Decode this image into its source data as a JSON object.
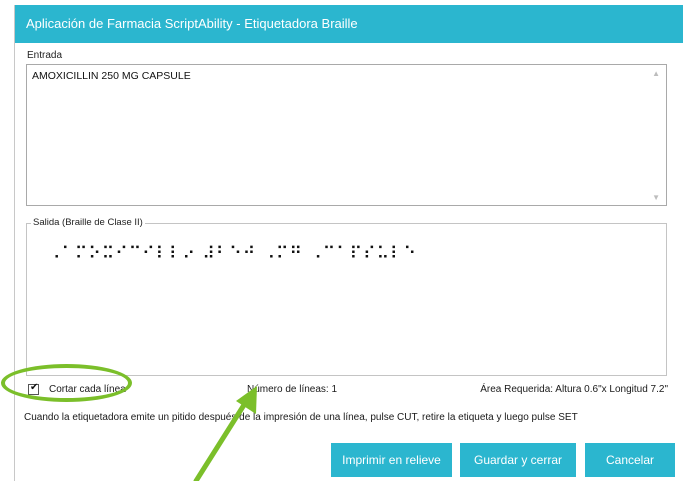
{
  "window": {
    "title": "Aplicación de Farmacia ScriptAbility - Etiquetadora Braille"
  },
  "input": {
    "label": "Entrada",
    "value": "AMOXICILLIN 250 MG CAPSULE",
    "scroll_up_icon": "▲",
    "scroll_down_icon": "▼"
  },
  "output": {
    "label": "Salida (Braille de Clase II)",
    "braille": "⠠⠁⠍⠕⠭⠊⠉⠊⠇⠇⠔ ⠼⠃⠑⠚ ⠠⠍⠛ ⠠⠉⠁⠏⠎⠥⠇⠑"
  },
  "options": {
    "cut_each_line_label": "Cortar cada línea",
    "cut_each_line_checked": true,
    "line_count_label": "Número de líneas: 1",
    "required_area_label": "Área Requerida: Altura 0.6\"x Longitud 7.2\""
  },
  "instructions": "Cuando la etiquetadora emite un pitido después de la impresión de una línea, pulse CUT, retire la etiqueta y luego pulse SET",
  "buttons": {
    "emboss": "Imprimir en relieve",
    "save_close": "Guardar y cerrar",
    "cancel": "Cancelar"
  },
  "colors": {
    "accent": "#2bb6cf",
    "highlight": "#7bbf2a"
  }
}
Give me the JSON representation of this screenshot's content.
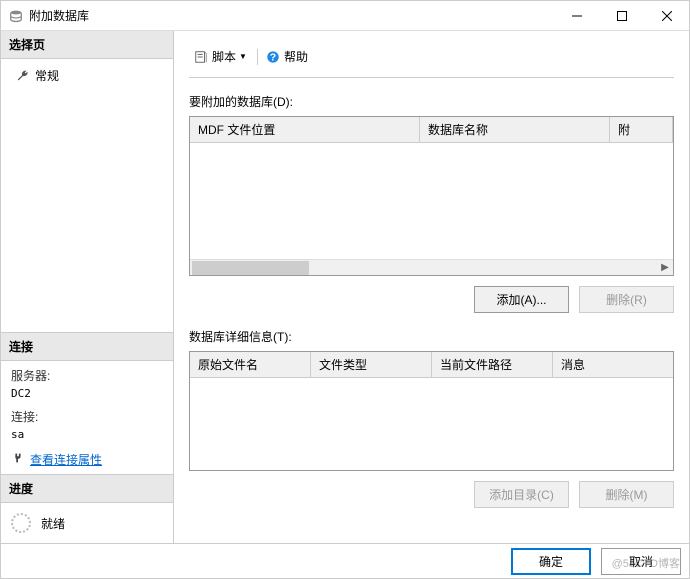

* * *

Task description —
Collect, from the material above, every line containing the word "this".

Written response —
Decode this image into its source data as a JSON object.
Give me the JSON representation of this screenshot's content.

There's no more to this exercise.